Abandoned more than 50 years ago, the underground streetcar station in Washington D.C.’s historic DuPont Circle district is about to be reborn. The plan calls for turning the spacious underground platforms - once meant to be a transportation hub, - into a unique space for art exhibitions, presentations, concerts and even a film set. Roman Mamonov has more from beneath the streets of the U.S. capital. Joy Wagner narrates his report.
Video

Video Europe’s Twin Crises Collide in Greece as Migrant Numbers Soar

Greece has replaced Italy as the main gateway for migrants into Europe, with more than 100,000 arrivals in the first six months of 2015. Many want to move further into Europe and escape Greece’s economic crisis, but they face widespread dangers on the journey overland through the Balkans. VOA's Henry Ridgwell reports.
Video

Video Stink Intensifies as Lebanon’s Trash Crisis Continues

After the closure of a major rubbish dump a week ago, the streets of Beirut are filling up with trash. Having failed to draw up a plan B, politicians are struggling to deal with the problem. John Owens has more for VOA from Beirut.
Video

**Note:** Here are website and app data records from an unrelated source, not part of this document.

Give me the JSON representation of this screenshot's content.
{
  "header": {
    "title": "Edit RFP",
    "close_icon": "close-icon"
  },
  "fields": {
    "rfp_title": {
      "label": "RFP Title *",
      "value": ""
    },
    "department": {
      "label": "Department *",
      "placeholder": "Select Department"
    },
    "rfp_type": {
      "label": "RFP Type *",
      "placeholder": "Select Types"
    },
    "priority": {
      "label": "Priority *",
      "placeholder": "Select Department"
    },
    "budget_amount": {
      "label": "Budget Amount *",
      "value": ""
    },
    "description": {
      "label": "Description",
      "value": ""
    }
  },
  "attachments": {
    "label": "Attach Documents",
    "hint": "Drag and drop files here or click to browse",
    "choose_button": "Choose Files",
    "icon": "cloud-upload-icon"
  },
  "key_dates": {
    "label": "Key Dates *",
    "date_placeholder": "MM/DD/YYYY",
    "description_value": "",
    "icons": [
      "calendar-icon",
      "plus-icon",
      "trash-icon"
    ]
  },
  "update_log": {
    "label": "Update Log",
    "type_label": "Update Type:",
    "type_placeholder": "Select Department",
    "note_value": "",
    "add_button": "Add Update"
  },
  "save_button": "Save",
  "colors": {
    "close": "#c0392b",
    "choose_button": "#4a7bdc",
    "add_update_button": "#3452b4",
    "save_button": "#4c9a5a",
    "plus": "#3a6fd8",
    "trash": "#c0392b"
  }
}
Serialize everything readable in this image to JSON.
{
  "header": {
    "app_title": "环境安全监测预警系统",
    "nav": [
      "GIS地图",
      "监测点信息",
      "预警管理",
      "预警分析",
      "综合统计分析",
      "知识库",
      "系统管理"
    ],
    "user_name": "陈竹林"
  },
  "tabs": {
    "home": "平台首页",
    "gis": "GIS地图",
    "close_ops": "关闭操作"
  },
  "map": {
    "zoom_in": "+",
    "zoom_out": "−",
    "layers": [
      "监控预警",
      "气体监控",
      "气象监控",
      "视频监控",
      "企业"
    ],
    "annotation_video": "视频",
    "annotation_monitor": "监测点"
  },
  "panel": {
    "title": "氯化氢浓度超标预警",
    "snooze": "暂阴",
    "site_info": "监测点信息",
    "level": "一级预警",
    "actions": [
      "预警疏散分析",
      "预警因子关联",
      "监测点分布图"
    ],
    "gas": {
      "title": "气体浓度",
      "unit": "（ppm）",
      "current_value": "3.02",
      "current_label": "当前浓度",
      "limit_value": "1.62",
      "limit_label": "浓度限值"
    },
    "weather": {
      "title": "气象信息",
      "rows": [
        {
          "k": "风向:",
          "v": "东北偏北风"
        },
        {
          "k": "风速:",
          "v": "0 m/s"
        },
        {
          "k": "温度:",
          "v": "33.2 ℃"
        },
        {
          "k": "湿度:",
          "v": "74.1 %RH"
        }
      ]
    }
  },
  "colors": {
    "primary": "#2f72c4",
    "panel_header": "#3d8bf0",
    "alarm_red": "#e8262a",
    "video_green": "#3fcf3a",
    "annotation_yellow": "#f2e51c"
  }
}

Video Paris Rolls Out Blueprint to Fight Climate Change

A U.N. climate conference in December aims to produce an ambitious agreement to fight heat-trapping greenhouse gases. But many local governments are not waiting, and have drafted their own climate action plans. That’s the case with Paris — which is getting special attention, since it’s hosting the climate summit. Lisa Bryant takes a look for VOA at the transformation of the French capital into an eco-city.

VOA Blogs